Here is my history:
2005: -6.50, -4.92
2007: -6.0, -5.23
this year: -6.62, -5.03

Still deeply unserious, apparently.

Tuesday, April 06, 2010

Facebookers, you make me proud

Not sure if you've heard about this Constance McMillen story that's making the rounds, but her douchey classmates made a Facebook group called "Constance quit yer cryin." Sounds terrible, right? Well, here's something heartening: the reaction from the Facebook community has been, er, less than positive. Check out the comments.

Monday, April 05, 2010

Great point, Reverend

Criticism of the pope's handling of child molestation cases is just like anti-semitism!

One almost wonders if these people are actually Masonic saboteurs in deep cover. It's easier to believe than that someone really thought this homily was a good way to defend the Vatican. How can a group be so tin-eared, so utterly unable to grasp the gravity of these charges against them?

school cafeterias: just set them on fire and be done with it

A good article from the New York Times on new attempts to tackle the issue of grossly unhealthy school lunches at the federal level. Same song, different verse: the Obama Administration proposed an ambitious bill that doesn't really go far enough but will make a difference, which the Senate promptly reduced by more than half.

Jamie Oliver, God bless him, has thrown the issue in the faces of Americans via his new reality TV show. Whether he set up the employees at the West Virginia school he's shooting the show at, or whether he's just tremendously lucky, I don't know, but you should have seen the show that aired last week. It highlighted the problems almost perfectly.

In the episode, Oliver gets an opportunity to make an alternate lunch one day for the students that will be pushed alongside the traditional fare.
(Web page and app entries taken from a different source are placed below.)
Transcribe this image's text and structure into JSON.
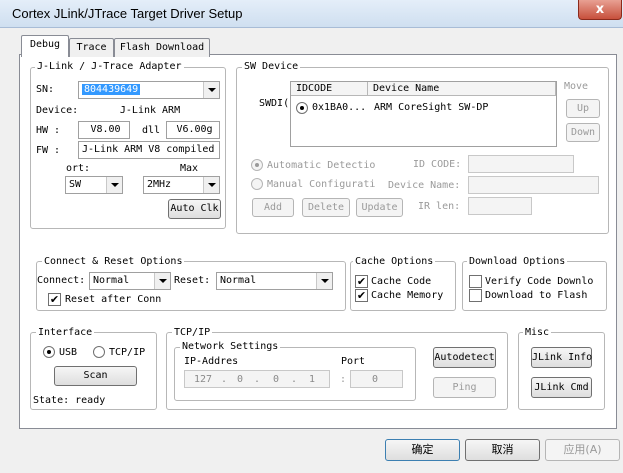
{
  "window": {
    "title": "Cortex JLink/JTrace Target Driver Setup",
    "close_glyph": "x"
  },
  "tabs": [
    {
      "label": "Debug"
    },
    {
      "label": "Trace"
    },
    {
      "label": "Flash Download"
    }
  ],
  "adapter": {
    "title": "J-Link / J-Trace Adapter",
    "sn_label": "SN:",
    "sn_value": "804439649",
    "device_label": "Device:",
    "device_value": "J-Link ARM",
    "hw_label": "HW :",
    "hw_value": "V8.00",
    "dll_label": "dll",
    "dll_value": "V6.00g",
    "fw_label": "FW :",
    "fw_value": "J-Link ARM V8 compiled I",
    "port_label": "ort:",
    "port_value": "SW",
    "max_label": "Max",
    "max_value": "2MHz",
    "autoclk_label": "Auto Clk"
  },
  "sw_device": {
    "title": "SW Device",
    "side_label": "SWDI(",
    "columns": [
      "IDCODE",
      "Device Name"
    ],
    "rows": [
      {
        "idcode": "0x1BA0...",
        "name": "ARM CoreSight SW-DP"
      }
    ],
    "move_label": "Move",
    "up_label": "Up",
    "down_label": "Down",
    "auto_detect_label": "Automatic Detectio",
    "manual_label": "Manual Configurati",
    "id_code_label": "ID CODE:",
    "device_name_label": "Device Name:",
    "ir_len_label": "IR len:",
    "add_label": "Add",
    "delete_label": "Delete",
    "update_label": "Update"
  },
  "connect": {
    "title": "Connect & Reset Options",
    "connect_label": "Connect:",
    "connect_value": "Normal",
    "reset_label": "Reset:",
    "reset_value": "Normal",
    "reset_after_label": "Reset after Conn",
    "reset_after_checked": true
  },
  "cache": {
    "title": "Cache Options",
    "code_label": "Cache Code",
    "code_checked": true,
    "memory_label": "Cache Memory",
    "memory_checked": true
  },
  "download": {
    "title": "Download Options",
    "verify_label": "Verify Code Downlo",
    "verify_checked": false,
    "flash_label": "Download to Flash",
    "flash_checked": false
  },
  "interface": {
    "title": "Interface",
    "usb_label": "USB",
    "tcpip_label": "TCP/IP",
    "selected": "USB",
    "scan_label": "Scan",
    "state_label": "State: ready"
  },
  "tcpip": {
    "title": "TCP/IP",
    "network_title": "Network Settings",
    "ip_label": "IP-Addres",
    "ip_parts": [
      "127",
      "0",
      "0",
      "1"
    ],
    "port_label": "Port",
    "port_value": "0",
    "autodetect_label": "Autodetect",
    "ping_label": "Ping"
  },
  "misc": {
    "title": "Misc",
    "jlink_info_label": "JLink Info",
    "jlink_cmd_label": "JLink Cmd"
  },
  "footer": {
    "ok_label": "确定",
    "cancel_label": "取消",
    "apply_label": "应用(A)"
  }
}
He makes vegetable pasta and (I believe) garlic bread. It looks great, the kids seem to like it, and just as it looks like he's scored his first coup, a school health official pulls him aside.

"This meal is not reimbursable because there aren't enough vegetables in it," she tells him. "In order for it to be reimbursable, it has to have 1 1/4 cup of vegetables. I can see right here that it doesn't."

Oliver, incredulous, looks over at the approved lunch on the other side of the bar: a cheeseburger and fries. That meal is reimbursable, she explained, because it has 1/2 cup of vegetables (the french fries!) plus the kids get "the optional salad bar" with it.

How many students can you guess were getting a salad with their burger?

I could not have scripted a better illustration of exactly what's wrong with the system. You get to see the truly foolish decision to let kids decide whether or not to get the healthy option (news flash: they never will!), and the unhealthy, overly processed crap composed of nothing but meat, fat, salt, and simple carbs given as lunch to the kids and sold as "healthy" to the parents, in this case a sad, pallid burger on a white bun with fried, salted potatoes. Bonus points for getting the bureaucrat representing the system to state explicitly, repeatedly, and with a straight face that french fries are a vegetable.

This is what America's kids are eating at least once a day (don't forget, some kids also eat breakfast at school!), five days a week for thirteen years. Other kids, meanwhile, will instead do what I did in junior high: hit the vending machines for an even less healthy alternative to cafeteria food (in my case, two Rice Crispy Treats and a Dr. Pepper). Unhealthy food in school cafeterias contributes to everything from childhood obesity and type II diabetes to drowsiness in class, behavioral problems, and poor academic performance. Over time, of course, those school lunches are ingrained in them as examples of what a lunch should look like, in many cases a meat main course, a simple carb, and two small vegetable sides, at least one of which is actually another carb.

Yet as glad as I am to see the president trying to do something about this problem, I wonder if Washington might have a harder time fixing the problem than locals would have fixing their own school and school district. This issue cuts across everything from topsy-turvy FDA dietary recommendations to inadequate school funding to the overproduction and over-subsidization of corn to the power and influence of major food companies over regulatory bodies and their growing presence in the cafeteria itself.